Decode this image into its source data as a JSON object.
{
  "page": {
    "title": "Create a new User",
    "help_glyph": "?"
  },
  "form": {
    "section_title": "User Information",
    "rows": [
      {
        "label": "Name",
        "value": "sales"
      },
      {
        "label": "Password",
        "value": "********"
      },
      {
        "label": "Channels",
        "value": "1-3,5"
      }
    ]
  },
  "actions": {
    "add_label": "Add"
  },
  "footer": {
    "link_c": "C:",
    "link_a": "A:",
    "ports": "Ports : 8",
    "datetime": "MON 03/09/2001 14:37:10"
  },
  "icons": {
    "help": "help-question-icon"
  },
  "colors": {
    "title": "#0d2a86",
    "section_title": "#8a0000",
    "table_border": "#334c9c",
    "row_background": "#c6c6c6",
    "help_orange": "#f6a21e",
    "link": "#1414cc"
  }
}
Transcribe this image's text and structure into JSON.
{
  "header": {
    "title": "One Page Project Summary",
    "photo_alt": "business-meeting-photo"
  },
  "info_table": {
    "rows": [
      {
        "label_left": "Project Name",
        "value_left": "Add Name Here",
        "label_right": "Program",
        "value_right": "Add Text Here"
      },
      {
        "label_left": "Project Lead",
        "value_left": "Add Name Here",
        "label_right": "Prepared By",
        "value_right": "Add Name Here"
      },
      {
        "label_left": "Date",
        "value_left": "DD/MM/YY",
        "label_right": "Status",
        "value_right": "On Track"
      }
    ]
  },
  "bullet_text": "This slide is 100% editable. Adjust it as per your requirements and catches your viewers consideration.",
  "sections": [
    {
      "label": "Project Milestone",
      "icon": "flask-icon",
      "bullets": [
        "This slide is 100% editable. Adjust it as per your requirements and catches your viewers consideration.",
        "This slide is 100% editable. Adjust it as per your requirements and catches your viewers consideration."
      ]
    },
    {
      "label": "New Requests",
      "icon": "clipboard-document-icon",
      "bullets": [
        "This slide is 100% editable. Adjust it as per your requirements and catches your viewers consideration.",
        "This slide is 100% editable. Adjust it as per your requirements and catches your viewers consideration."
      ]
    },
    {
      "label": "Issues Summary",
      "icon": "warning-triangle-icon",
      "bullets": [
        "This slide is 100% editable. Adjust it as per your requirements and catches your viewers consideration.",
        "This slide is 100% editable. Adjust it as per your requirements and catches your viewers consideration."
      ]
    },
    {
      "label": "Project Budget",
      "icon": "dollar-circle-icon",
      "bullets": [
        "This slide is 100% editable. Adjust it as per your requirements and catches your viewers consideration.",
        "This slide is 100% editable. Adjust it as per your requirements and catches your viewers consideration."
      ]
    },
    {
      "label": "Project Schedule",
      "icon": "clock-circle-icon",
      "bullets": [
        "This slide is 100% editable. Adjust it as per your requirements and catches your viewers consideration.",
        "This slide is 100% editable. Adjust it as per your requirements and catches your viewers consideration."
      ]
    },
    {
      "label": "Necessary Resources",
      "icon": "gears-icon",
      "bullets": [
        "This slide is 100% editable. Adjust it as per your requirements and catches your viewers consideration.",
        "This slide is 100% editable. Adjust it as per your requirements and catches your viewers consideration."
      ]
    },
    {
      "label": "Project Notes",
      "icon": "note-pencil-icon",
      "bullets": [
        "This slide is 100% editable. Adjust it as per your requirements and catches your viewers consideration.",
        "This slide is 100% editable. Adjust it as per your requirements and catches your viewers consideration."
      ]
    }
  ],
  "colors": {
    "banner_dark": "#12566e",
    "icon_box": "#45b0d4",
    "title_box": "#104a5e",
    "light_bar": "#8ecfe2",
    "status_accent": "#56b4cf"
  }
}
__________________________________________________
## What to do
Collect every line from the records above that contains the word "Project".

## Exercise result
    "title": "One Page Project Summary",
        "label_left": "Project Name",
        "label_left": "Project Lead",
      "label": "Project Milestone",
      "label": "Project Budget",
      "label": "Project Schedule",
      "label": "Project Notes",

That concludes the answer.